WHAT NEEDS TO BE DONE -> The word "benefits" may appear in some lines of the data; copy every such line.
────────────────────────────────────────
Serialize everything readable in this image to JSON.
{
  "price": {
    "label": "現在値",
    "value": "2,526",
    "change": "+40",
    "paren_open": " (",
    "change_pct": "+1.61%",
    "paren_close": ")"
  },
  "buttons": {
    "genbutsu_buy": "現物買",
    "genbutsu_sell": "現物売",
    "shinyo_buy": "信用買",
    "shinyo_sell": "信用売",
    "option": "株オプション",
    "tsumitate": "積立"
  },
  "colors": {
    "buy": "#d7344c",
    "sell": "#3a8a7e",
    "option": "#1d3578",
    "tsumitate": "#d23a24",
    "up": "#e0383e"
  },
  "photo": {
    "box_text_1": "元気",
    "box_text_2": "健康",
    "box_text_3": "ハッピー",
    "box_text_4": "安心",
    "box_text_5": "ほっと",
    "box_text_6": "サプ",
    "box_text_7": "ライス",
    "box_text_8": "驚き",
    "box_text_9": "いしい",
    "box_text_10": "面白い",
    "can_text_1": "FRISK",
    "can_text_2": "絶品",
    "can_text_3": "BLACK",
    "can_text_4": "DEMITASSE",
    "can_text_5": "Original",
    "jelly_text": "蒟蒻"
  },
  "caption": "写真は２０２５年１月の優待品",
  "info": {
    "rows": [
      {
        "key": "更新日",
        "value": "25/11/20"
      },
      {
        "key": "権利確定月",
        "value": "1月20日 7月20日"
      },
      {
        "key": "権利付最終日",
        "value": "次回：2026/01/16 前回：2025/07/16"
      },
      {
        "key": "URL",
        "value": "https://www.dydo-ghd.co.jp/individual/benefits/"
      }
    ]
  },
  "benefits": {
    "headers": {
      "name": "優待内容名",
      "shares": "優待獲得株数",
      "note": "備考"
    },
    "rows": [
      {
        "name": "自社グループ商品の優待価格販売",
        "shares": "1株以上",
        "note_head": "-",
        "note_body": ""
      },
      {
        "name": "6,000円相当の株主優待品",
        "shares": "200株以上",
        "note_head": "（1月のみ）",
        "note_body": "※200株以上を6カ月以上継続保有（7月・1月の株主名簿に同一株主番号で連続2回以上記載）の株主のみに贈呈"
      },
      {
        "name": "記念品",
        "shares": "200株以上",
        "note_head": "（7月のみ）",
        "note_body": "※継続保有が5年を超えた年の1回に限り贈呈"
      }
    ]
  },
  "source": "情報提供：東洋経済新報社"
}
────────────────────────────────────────
ANSWER ->
        "value": "https://www.dydo-ghd.co.jp/individual/benefits/"
  "benefits": {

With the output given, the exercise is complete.